Fred Hersch is sixty.
Like other performers who remain inventive and artistically restless throughout their careers, Hersch has proven the irrelevancy of age. As have many of the musicians Hersch knew, including Jaki Byard or Stan Getz or Toots Thielemans. It’s a measure only of the years spent on earth. A creative mind can remain young forever, and its output may become eternal. Nonetheless…
Fred Hersch is sixty?
His accomplishments, experiences, performances and recordings abound and their abundance may suggest his age. However, Hersch’s energy, individuality and vast range of interests are still those of someone still enjoying the excitement of experimenting with an art form and still realizing the possibilities afforded by a jazz career. Hersch’s love of the music remains undiminished, and he offers his inimitable contributions in return.
Fred Hersch is sixty!

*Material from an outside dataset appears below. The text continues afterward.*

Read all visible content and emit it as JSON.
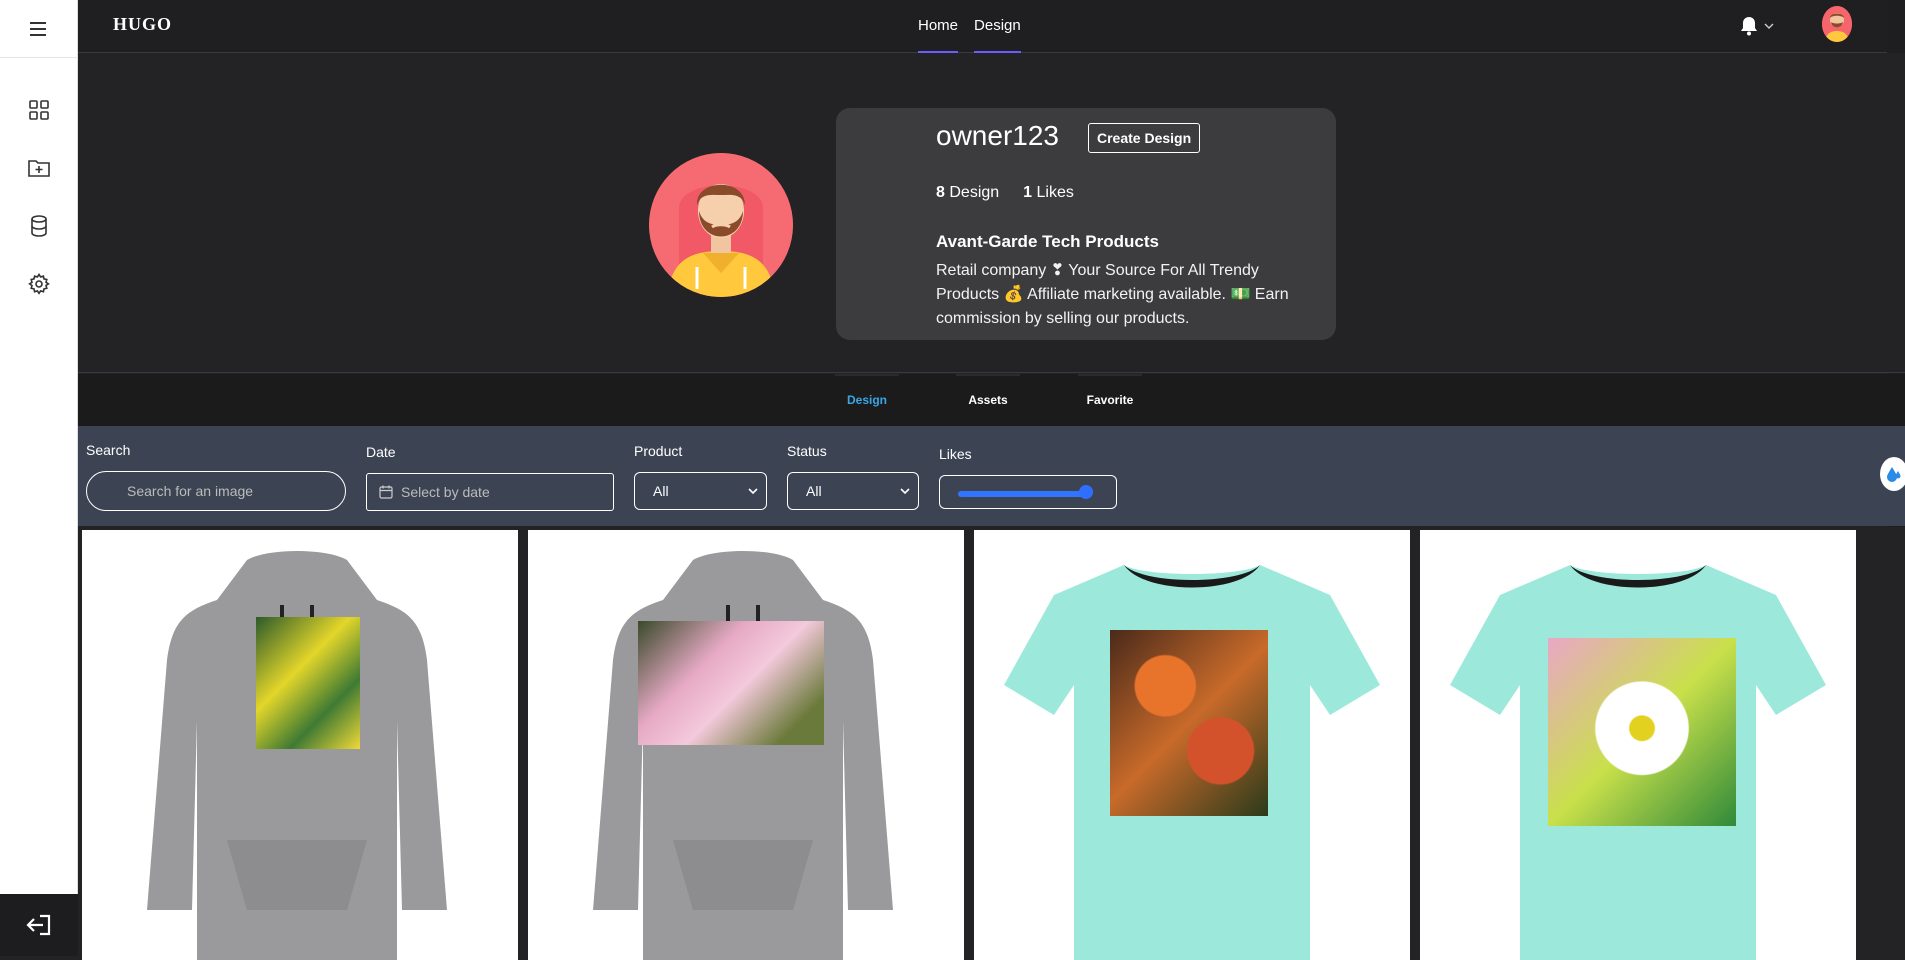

With his enthusiastic ambition, Hersch has developed more events surrounding his landmark birthday than space in this review allows. But one of those events is the release of a solo album, recorded at the Civic Center Concert Hall in Windham, New York during that city’s 2014 Chamber Music Festival. Fred Hersch Solo is the latest confirmation of Hersch’s singular style, unlike any others in jazz. It’s a style that only strengthens progressively as he follows his own muse to lead jazz in new directions.

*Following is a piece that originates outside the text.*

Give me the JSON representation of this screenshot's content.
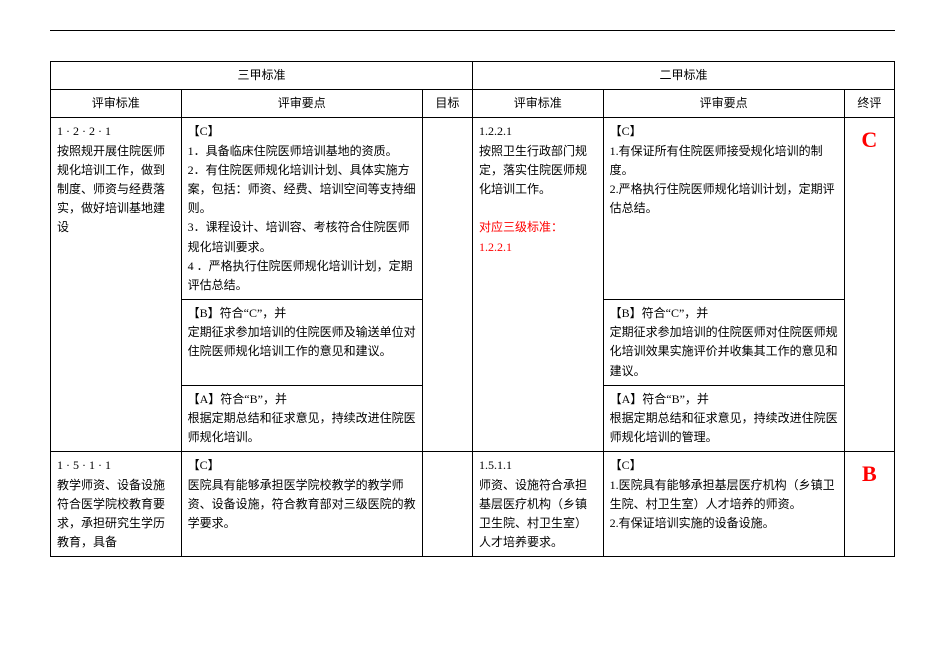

In several ways, Fred Hersch Solo follows accustomed paths, such as tributes to his favorite composers including Antonio Carlos Jobim, Duke Ellington and especially Thelonious Monk. Hersch mixes the three. He incorporates Monk’s occasional sparseness, off-the-cuff playfulness and defiance of the confines of meter while remaining within a time signature. In the case of Ellington’s “Caravan,” a pointillistic musical description of camels’ ambling across the desert, Hersch asserts at times hints of tango and at other times more fully chorded samba intimations. Quite the combination. But it works. And it remains entirely individualistic as Hersch makes the song his own, neither an imitation nor a tribute.
And that’s the thing. Hersch, by asserting his personality into his music, has developed a recognizable style of his own, while contributing to the jazz canon and while expanding jazz beyond its traditional borders.

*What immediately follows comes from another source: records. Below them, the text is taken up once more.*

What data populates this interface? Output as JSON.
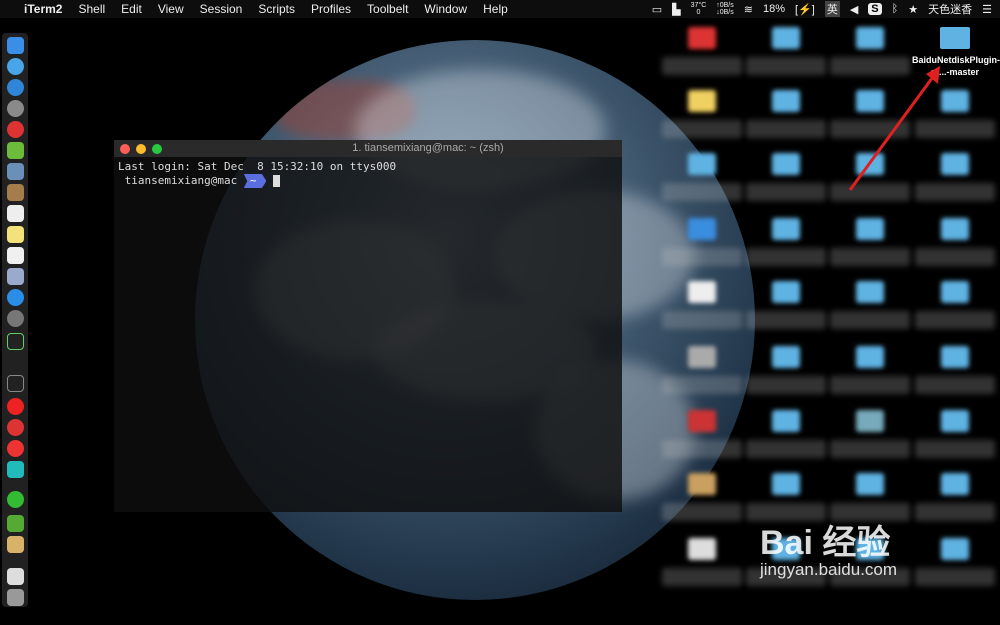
{
  "menubar": {
    "apple": "",
    "app": "iTerm2",
    "items": [
      "Shell",
      "Edit",
      "View",
      "Session",
      "Scripts",
      "Profiles",
      "Toolbelt",
      "Window",
      "Help"
    ],
    "temp": "37°C",
    "temp_sub": "0",
    "net_up": "↑0B/s",
    "net_down": "↓0B/s",
    "battery": "18%",
    "input": "英",
    "user": "天色迷香"
  },
  "terminal": {
    "title": "1. tiansemixiang@mac: ~ (zsh)",
    "last_login": "Last login: Sat Dec  8 15:32:10 on ttys000",
    "prompt_user": "tiansemixiang@mac",
    "prompt_dir": "~"
  },
  "desktop": {
    "highlight_label": "BaiduNetdiskPlugin-m...-master"
  },
  "watermark": {
    "brand": "Bai 经验",
    "url": "jingyan.baidu.com"
  },
  "colors": {
    "accent": "#5a6ee0",
    "arrow": "#e02020"
  }
}
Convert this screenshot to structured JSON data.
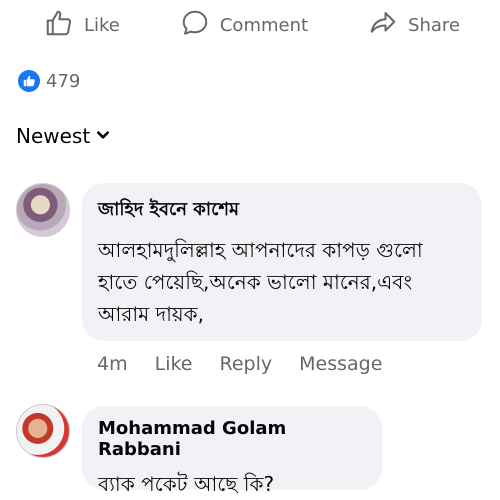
{
  "actions": {
    "like_label": "Like",
    "comment_label": "Comment",
    "share_label": "Share"
  },
  "reactions": {
    "count": "479",
    "icon": "thumbs-up-icon",
    "color": "#1877f2"
  },
  "sort": {
    "label": "Newest",
    "icon": "chevron-down-icon"
  },
  "comments": [
    {
      "author": "জাহিদ ইবনে কাশেম",
      "text": "আলহামদুলিল্লাহ আপনাদের কাপড় গুলো হাতে পেয়েছি,অনেক ভালো মানের,এবং আরাম দায়ক,",
      "time": "4m",
      "like_label": "Like",
      "reply_label": "Reply",
      "message_label": "Message"
    },
    {
      "author": "Mohammad Golam Rabbani",
      "text": "ব্যাক পকেট আছে কি?"
    }
  ]
}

Seemingly inspired by his first solo recording in 1993 in Concord’s Maybeck Recital Hall Series, or at least intrigued by the possibilities its format afforded, Hersch went on to record nine more solo albums, culminating in Fred Hersch Solo. His orchestral approach allows him to enthrall an audience alone, moving from the romanticism of “The Song Is You” to the propulsive energy of “Whirl.” It is evident that Hersch has achieved his potential as an artist as he veers without category between classical references and jazz and pop and standards and other musical forms to express with lyrical soulfulness his own personality. Throughout his entire career, Hersch has remained constant in his devotion to the piano’s sound. Now, Fred Hersch Solo bookends his Maybeck album with his diligent attention to the effect of his touch as the piano’s strings resonate within a building originally designed for precise acoustical separation and the heightening of human experience. Two small older structures that elevate the sound within separate the two decades and complement not just Hersch’s career, but his growth. Hersch’s latest album never was meant to be distributed. However, so satisfied was Hersch when he heard the archival recording of the Windham concert that he decided that its perfect combination of elements—audio engineering, acoustics, repertoire, audience response, spirituality—deserved a widespread release.
The heart of Hersch’s performance occurs from its start as he converts Jobim’s “Olha Maria” into a rubato etude of Romanticism that glides between affecting improvised minor-key melancholy and rippling melodic references. And then, to lighten the proceedings, Hersch turns the Jobim tribute into a medley with the inclusion of a coruscating version of “O Grande Amor.”
Throughout the album Hersch enlarges upon his recognition of the beauty of classical composition and the directness of popular music as he continues to blend them. His “Pastorale” comprises a dedication to Romanticist Robert Schumann, and the piece is entirely appropriate to the intent of the Windham festival. “Pastorale’s” meditative pace continues as Hersch adapts “The Song Is You” to the classical piece’s lyrical, explorative style as he composes his own introduction of delicacy and re-harmonized invention.
Hersch chose to end his concert with a popular song familiar to the audience but perhaps of personal lyrical significance to him. Consistent with the spirit of the concert, “Both Sides Now” adapts to Hersch’s style with melodic allusions found within instant improvised composition. Irony occurs when one considers the lyrics. “Well something’s lost, but something’s gained / In living every day / I’ve looked at life / From both sides now / From up and down….” Though the words remain unsung, they may imply the basis for Hersch’s passion for the piece as he applies his decades of musical experience to transcendence.
Fred Hersch Solo is sixty…
…minutes of a jazz master in absolute command of his artistry.